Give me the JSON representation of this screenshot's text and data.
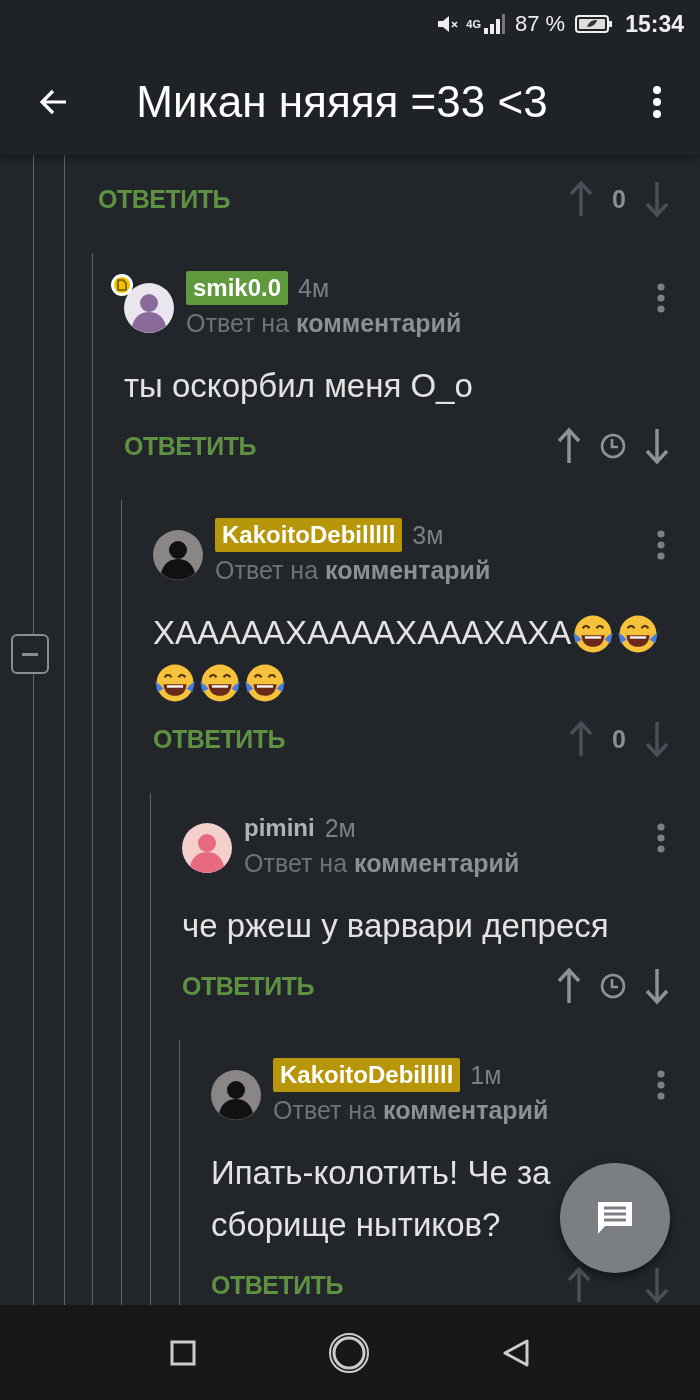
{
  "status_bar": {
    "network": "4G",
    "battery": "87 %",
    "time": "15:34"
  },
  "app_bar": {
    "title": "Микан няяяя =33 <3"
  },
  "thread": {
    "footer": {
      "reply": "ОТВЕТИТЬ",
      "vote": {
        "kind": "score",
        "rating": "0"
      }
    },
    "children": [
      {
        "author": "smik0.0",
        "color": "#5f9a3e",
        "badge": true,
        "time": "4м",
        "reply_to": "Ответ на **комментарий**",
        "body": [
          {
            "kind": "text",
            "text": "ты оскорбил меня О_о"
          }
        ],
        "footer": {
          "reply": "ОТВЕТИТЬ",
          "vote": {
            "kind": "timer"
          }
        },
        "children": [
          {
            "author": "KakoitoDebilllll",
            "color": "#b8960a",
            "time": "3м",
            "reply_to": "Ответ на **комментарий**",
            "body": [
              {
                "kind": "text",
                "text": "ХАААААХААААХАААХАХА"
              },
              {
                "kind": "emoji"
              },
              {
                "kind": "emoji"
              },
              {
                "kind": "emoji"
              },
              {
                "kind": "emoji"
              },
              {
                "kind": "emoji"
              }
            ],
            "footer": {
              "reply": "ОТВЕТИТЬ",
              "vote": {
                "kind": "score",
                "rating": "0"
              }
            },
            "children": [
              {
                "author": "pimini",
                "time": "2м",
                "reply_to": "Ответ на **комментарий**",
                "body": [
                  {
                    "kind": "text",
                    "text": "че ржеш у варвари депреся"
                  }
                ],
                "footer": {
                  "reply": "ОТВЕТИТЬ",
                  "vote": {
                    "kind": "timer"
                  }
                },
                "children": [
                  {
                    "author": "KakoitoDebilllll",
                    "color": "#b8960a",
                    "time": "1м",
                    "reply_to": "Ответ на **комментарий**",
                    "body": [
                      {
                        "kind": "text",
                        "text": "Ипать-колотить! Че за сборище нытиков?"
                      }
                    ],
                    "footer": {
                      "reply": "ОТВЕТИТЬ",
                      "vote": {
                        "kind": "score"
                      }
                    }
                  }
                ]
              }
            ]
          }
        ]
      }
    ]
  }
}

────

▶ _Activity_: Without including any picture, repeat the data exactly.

▶ _Result of the task_:
Give me the JSON representation of this screenshot's text and data.
{
  "status_bar": {
    "network": "4G",
    "battery": "87 %",
    "time": "15:34"
  },
  "app_bar": {
    "title": "Микан няяяя =33 <3"
  },
  "thread": {
    "footer": {
      "reply": "ОТВЕТИТЬ",
      "vote": {
        "kind": "score",
        "rating": "0"
      }
    },
    "children": [
      {
        "author": "smik0.0",
        "color": "#5f9a3e",
        "badge": true,
        "time": "4м",
        "reply_to": "Ответ на **комментарий**",
        "body": [
          {
            "kind": "text",
            "text": "ты оскорбил меня О_о"
          }
        ],
        "footer": {
          "reply": "ОТВЕТИТЬ",
          "vote": {
            "kind": "timer"
          }
        },
        "children": [
          {
            "author": "KakoitoDebilllll",
            "color": "#b8960a",
            "time": "3м",
            "reply_to": "Ответ на **комментарий**",
            "body": [
              {
                "kind": "text",
                "text": "ХАААААХААААХАААХАХА"
              },
              {
                "kind": "emoji"
              },
              {
                "kind": "emoji"
              },
              {
                "kind": "emoji"
              },
              {
                "kind": "emoji"
              },
              {
                "kind": "emoji"
              }
            ],
            "footer": {
              "reply": "ОТВЕТИТЬ",
              "vote": {
                "kind": "score",
                "rating": "0"
              }
            },
            "children": [
              {
                "author": "pimini",
                "time": "2м",
                "reply_to": "Ответ на **комментарий**",
                "body": [
                  {
                    "kind": "text",
                    "text": "че ржеш у варвари депреся"
                  }
                ],
                "footer": {
                  "reply": "ОТВЕТИТЬ",
                  "vote": {
                    "kind": "timer"
                  }
                },
                "children": [
                  {
                    "author": "KakoitoDebilllll",
                    "color": "#b8960a",
                    "time": "1м",
                    "reply_to": "Ответ на **комментарий**",
                    "body": [
                      {
                        "kind": "text",
                        "text": "Ипать-колотить! Че за сборище нытиков?"
                      }
                    ],
                    "footer": {
                      "reply": "ОТВЕТИТЬ",
                      "vote": {
                        "kind": "score"
                      }
                    }
                  }
                ]
              }
            ]
          }
        ]
      }
    ]
  }
}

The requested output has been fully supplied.